With winter finally starting to rear its frosty tendrils here in VA, the traditional wetsuit season is beginning to wind down. Not being one to let a little thing like chilly water keep from my bliss, I’ve already broken out my 7mm EXO Body Glove suit. It’s been my constant cold water companion for some time now and has kept me warm in some truly bone chilling dives. As much as I love it, there are some serious draw backs to any 7mm suit. It’s on the heavy side, stiff in the joints, and frankly, it’s got a nasty buoyant streak. All of this can get a guy looking longingly at his thinner suits, his 3 and 5mms, wishing for warmer waters. That’s where I was a few weeks ago until I met my Lavacore.
Lavacore is actually a brand of exposure suits that are designed to fit under your wetsuit or, in warmer waters, function as a stand-alone insulated dive skin.
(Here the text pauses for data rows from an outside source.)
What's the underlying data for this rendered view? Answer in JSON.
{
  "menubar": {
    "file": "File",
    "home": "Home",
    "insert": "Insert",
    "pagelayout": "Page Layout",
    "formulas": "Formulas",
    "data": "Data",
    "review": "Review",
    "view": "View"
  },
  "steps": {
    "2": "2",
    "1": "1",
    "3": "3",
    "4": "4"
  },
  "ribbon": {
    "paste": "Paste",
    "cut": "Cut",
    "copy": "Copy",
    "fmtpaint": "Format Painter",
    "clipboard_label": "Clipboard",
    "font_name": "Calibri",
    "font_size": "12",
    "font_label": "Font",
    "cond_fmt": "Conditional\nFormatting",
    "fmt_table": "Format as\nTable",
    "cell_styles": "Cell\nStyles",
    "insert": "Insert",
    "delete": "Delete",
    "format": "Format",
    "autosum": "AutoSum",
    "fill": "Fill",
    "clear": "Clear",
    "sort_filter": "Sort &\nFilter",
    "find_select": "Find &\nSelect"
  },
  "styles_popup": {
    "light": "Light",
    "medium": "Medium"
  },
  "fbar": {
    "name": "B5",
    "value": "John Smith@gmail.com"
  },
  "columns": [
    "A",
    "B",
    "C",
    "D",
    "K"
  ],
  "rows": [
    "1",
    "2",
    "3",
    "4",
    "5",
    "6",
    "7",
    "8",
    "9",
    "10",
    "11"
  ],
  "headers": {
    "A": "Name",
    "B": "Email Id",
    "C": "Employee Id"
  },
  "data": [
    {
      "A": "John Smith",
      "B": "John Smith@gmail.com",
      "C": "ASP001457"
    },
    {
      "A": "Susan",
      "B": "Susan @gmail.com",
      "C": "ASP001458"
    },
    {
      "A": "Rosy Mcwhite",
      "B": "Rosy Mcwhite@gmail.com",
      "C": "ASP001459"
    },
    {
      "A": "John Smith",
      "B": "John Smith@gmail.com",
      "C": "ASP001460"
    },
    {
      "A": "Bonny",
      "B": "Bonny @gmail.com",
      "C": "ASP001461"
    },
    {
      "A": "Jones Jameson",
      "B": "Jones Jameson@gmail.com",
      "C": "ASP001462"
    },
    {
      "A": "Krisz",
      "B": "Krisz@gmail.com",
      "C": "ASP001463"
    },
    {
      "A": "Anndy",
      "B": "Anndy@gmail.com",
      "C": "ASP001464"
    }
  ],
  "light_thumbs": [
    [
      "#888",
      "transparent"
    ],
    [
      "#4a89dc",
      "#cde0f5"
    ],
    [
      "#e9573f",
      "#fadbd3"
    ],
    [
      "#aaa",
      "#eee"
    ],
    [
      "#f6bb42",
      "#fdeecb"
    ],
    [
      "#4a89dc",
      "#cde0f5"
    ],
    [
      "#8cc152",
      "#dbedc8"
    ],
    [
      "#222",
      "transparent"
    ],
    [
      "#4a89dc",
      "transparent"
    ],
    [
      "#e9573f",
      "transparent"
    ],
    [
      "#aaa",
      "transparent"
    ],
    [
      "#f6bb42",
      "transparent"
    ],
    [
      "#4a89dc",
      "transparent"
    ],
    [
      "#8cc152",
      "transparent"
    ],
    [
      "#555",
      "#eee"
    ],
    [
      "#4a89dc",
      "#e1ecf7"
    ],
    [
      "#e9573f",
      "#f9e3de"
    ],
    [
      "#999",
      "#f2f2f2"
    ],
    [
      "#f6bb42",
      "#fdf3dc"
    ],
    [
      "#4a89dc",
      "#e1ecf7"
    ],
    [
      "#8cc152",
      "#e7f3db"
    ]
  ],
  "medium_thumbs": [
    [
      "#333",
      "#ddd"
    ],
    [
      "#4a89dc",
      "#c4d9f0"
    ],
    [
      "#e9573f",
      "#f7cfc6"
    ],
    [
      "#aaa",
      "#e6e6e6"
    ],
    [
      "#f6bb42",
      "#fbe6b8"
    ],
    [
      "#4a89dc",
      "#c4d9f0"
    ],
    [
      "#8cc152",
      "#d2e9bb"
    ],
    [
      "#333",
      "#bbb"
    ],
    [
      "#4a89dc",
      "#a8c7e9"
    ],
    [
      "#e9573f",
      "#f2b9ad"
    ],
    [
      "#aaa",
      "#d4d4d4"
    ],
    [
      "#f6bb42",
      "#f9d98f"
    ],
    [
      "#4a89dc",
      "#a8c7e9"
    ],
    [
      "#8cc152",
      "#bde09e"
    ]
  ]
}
There are a number of great cuts in the line including short and long sleeved shirts, hooded vests, full suits, pants, socks and gloves; essentially if it isn’t your face, Lavacore has something to cover it. What makes Lavacore really special though is its warmth (2mm worth) without the buoyancy, all while maintaining the flexibility of a dive skin. They have effectively moved exposure protection into the tried and true layering paradigm of other outdoor sports. This shift is long overdue as a layering method provides improved temperature control while still maintaining flexibility and keeping overall encumbrance down.
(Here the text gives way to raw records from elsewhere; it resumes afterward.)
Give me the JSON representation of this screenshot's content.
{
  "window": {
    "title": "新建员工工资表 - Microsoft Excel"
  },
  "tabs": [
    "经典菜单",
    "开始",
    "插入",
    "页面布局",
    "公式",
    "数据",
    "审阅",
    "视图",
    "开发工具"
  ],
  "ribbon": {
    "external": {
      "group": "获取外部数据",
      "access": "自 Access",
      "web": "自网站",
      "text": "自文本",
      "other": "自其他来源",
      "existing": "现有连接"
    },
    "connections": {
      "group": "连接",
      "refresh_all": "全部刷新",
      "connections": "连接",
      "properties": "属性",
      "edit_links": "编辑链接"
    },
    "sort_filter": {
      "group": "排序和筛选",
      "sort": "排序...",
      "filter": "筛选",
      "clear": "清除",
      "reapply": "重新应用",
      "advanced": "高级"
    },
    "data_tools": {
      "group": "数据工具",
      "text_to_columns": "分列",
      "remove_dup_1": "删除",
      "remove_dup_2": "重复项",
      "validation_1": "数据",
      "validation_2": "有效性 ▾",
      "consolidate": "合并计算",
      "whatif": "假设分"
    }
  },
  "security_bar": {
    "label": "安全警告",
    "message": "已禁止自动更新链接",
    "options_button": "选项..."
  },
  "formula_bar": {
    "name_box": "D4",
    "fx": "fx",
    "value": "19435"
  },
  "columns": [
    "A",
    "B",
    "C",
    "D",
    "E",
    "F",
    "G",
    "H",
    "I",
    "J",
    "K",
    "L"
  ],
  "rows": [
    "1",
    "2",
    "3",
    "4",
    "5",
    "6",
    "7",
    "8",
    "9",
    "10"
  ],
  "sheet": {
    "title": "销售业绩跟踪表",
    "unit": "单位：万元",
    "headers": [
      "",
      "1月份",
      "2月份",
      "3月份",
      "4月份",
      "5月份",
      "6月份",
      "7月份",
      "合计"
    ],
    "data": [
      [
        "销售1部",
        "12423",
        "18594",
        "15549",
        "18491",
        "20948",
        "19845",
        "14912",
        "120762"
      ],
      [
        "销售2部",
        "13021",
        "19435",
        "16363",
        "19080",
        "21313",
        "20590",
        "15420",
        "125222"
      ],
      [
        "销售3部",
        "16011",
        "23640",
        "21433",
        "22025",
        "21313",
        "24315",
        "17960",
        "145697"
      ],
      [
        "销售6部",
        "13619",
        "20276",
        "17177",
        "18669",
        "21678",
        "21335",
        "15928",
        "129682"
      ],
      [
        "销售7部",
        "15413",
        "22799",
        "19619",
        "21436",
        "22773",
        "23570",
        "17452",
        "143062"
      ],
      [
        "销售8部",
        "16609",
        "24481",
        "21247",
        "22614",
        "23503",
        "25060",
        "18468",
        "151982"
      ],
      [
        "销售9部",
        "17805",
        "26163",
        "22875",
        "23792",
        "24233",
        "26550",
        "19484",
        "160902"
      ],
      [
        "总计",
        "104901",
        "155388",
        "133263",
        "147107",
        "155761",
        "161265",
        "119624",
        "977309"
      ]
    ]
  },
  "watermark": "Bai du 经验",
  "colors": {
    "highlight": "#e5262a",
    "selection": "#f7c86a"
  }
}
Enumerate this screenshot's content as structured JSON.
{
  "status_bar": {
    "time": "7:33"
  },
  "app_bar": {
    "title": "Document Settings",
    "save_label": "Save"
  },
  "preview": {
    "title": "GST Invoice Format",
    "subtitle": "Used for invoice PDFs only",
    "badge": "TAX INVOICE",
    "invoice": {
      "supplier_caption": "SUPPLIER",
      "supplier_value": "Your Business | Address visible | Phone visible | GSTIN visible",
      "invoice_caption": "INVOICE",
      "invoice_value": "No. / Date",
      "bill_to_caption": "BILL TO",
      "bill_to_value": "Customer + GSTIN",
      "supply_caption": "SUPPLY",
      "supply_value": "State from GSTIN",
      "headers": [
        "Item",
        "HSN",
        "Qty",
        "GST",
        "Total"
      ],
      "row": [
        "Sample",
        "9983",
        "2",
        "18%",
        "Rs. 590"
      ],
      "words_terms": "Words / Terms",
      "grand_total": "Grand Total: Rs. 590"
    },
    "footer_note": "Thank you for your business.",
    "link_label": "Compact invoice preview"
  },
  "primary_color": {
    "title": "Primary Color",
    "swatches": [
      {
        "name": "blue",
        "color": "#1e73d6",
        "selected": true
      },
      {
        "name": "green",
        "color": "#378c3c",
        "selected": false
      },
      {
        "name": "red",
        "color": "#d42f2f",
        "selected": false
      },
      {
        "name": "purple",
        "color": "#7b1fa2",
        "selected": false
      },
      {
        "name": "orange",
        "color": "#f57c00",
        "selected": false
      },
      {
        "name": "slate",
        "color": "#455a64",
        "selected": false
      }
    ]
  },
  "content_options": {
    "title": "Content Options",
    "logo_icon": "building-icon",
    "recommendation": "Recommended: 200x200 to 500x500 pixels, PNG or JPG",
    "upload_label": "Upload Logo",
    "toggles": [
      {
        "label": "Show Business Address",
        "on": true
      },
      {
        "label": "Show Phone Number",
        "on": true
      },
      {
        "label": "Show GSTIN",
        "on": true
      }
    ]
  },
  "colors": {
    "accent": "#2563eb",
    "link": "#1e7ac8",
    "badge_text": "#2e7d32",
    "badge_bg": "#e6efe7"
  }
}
I had heard all of this in one form or another before I tried out my full suit Lavacore for the first time and I was excited but a little skeptical. The Lavacore suit just seemed too light to really provide all the warmth that it claimed. So I figured I would start off with it in the pool. The pool we tend to use most often checks in at a pleasant 72 degrees and I usually end up wearing my comfy full 3mm. This time, though, I left the 3mm on the pool side and wore just my new Lavacore. It was phenomenal. The Lavacore had even more flexibility than my 3mm but still kept me just as comfortable in the warm pool waters. Having passed its tests in the pool, I decided the next trial would be in our local quarry. Water temp was about 62 degrees and so I slide into my Lavacore and pulled my 5mm on top of it. Three dives later I was still toasty warm (even warmer than I had been in my 7mm in similar conditions) and I had none of the mobility issues that come along with rigidity imposed by 7mm suits. Plus, when I finally got out of the water, I had no fear of stripping off my wetsuit as the Lavacore kept we warm and dried quickly even in the open air. I didn’t so much as shiver once. I was sold. My Lavacore has become a staple of my dive gear, fit for use on any dive.
Still, I started to wonder: Lavacore markets these suits to all sorts of sports. Would the warmth of the suit hold up in some truly frigid non-aquatic conditions? To test this out, I grabbed my eldest son and headed into Shenandoah National Park for a quick overnighter. The day we arrived was brisk without being frigid; however, as night fell, that all changed. With the sun down, what little heat it had brought quickly disappeared into the dark and soon our breath was freezing to the side of the tent. In similar sleeping bags, my son and I stretched out to sleep away the cold. Despite being clad in thermal underwear and sweats, he shivered away much of the night, never quite warm. My Lavacore was up to the challenge though and I slept comfortably and soundly through the dark hours. It even protected me from the biting wind and chill of the next day (which reached a whopping 22 degrees).
The Lavacore line is everything it claims to be and more. As such, I would recommend it to every single diver and non-diver out there, pretty much anyone who finds themselves outside in the cold from time to time. It’s a world-class garment and perfect for whatever nature throws at you.